[Web page and app entries]

>>>

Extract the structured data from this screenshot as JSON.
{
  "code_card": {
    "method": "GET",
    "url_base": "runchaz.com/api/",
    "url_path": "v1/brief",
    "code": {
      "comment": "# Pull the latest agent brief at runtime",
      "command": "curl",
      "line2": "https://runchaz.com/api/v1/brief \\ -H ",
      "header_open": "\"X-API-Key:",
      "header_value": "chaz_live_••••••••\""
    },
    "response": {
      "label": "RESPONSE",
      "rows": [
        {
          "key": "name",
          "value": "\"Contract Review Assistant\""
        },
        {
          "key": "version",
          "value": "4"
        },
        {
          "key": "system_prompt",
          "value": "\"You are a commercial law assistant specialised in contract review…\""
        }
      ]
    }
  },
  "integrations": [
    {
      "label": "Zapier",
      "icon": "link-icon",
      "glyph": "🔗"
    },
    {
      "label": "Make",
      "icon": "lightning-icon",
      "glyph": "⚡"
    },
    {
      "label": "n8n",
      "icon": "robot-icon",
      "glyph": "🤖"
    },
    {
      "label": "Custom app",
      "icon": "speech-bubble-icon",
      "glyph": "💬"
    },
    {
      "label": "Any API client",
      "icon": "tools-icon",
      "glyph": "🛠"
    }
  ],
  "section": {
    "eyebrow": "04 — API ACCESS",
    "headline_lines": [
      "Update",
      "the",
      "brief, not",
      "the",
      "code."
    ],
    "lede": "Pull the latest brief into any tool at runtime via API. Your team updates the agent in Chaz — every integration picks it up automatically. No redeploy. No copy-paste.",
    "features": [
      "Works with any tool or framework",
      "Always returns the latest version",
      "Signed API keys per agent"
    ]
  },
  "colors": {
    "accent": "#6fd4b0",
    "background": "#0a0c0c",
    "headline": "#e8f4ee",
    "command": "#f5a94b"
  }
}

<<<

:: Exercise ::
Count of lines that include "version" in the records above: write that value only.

:: Answer to this task ::
2